§ Goal of the exercise: Present each line of the entries below that holds the word "source".

(App and web page records)
BEGIN
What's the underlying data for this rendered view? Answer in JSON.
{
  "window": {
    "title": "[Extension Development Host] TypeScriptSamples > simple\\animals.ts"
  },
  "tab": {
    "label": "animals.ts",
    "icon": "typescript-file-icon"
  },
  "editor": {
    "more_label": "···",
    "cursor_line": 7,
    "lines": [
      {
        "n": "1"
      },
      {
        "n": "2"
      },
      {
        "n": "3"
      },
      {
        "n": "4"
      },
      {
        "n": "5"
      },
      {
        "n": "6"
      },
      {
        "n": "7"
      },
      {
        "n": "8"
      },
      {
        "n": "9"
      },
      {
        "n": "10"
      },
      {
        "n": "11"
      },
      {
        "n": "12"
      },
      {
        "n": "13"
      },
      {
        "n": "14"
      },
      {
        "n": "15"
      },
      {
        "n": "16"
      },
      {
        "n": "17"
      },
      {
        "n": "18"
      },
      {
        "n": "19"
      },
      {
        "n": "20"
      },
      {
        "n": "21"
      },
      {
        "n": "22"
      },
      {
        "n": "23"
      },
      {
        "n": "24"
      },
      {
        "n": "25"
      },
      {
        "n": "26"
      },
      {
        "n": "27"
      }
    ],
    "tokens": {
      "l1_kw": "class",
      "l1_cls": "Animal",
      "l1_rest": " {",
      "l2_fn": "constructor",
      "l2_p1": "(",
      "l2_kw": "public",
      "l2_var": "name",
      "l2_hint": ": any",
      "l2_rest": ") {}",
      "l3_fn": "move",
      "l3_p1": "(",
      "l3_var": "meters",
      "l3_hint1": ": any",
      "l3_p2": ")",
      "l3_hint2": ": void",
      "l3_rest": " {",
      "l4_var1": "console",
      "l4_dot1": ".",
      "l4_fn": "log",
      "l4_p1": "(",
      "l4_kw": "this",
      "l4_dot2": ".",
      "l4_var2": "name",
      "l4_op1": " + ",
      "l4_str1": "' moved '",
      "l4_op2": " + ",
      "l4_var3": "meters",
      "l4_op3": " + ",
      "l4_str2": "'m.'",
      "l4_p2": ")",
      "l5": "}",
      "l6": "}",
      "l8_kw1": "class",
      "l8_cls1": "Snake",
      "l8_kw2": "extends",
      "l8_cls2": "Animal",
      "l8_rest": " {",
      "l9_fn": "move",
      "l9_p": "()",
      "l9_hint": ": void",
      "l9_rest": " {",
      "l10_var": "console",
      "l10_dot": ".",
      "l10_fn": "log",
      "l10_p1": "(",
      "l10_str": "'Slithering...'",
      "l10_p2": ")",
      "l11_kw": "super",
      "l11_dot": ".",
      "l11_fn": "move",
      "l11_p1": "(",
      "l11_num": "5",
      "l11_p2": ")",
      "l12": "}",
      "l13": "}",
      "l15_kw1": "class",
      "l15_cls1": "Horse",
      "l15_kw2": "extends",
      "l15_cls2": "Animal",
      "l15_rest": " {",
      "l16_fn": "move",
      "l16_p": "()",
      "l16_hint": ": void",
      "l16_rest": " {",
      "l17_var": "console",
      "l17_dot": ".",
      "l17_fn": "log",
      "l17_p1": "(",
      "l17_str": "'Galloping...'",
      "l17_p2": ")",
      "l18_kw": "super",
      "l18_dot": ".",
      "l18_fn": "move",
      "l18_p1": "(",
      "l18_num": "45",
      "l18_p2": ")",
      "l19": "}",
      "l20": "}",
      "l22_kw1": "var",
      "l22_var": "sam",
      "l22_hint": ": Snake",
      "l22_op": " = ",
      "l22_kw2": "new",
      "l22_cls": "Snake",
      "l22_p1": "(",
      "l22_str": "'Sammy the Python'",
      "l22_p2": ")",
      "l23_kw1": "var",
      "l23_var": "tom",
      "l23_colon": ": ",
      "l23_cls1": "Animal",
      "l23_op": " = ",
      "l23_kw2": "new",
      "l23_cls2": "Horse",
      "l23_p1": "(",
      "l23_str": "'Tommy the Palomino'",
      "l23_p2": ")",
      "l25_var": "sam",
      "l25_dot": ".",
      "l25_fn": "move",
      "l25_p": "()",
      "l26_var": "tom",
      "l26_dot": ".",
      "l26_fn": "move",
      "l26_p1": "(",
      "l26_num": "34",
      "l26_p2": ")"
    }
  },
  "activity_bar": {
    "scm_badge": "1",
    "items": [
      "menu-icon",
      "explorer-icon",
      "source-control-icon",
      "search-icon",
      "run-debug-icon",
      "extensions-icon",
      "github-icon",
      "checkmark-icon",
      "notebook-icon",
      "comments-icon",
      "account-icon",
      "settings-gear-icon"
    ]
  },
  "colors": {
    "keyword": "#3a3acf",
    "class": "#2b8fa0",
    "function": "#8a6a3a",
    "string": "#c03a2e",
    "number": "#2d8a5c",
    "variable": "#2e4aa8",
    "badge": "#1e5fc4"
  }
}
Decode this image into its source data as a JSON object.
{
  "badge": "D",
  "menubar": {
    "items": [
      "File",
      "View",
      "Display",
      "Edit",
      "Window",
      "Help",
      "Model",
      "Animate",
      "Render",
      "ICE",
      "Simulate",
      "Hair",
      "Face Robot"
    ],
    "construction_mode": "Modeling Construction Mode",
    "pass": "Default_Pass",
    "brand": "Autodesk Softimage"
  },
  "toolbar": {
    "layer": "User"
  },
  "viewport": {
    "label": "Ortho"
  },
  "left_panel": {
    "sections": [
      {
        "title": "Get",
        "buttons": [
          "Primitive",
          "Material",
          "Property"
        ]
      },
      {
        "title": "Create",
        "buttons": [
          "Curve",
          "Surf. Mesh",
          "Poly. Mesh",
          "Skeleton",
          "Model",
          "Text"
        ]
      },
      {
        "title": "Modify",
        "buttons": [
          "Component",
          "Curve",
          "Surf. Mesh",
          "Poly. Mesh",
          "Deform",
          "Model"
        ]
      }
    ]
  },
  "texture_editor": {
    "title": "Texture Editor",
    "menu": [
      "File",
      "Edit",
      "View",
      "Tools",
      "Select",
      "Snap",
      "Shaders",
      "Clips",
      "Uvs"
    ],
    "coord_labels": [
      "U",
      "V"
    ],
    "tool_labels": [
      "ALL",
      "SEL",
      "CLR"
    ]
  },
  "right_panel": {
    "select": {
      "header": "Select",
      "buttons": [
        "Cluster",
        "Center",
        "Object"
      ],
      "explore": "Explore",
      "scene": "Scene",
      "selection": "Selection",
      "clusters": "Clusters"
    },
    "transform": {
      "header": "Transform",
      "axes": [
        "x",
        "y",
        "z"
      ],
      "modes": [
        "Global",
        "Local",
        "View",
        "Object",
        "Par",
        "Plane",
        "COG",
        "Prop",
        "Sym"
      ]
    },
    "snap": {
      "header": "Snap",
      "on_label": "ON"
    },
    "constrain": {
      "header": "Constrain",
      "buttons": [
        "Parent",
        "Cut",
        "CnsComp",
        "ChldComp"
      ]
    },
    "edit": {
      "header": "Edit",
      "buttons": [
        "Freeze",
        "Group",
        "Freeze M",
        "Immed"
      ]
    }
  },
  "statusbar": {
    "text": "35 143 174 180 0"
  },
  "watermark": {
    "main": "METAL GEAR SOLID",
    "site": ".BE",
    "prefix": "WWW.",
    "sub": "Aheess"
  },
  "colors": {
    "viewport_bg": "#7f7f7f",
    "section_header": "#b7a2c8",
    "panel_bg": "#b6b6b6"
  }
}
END
§ Solution for this problem:
      "source-control-icon",
Decode this image into its source data as a JSON object.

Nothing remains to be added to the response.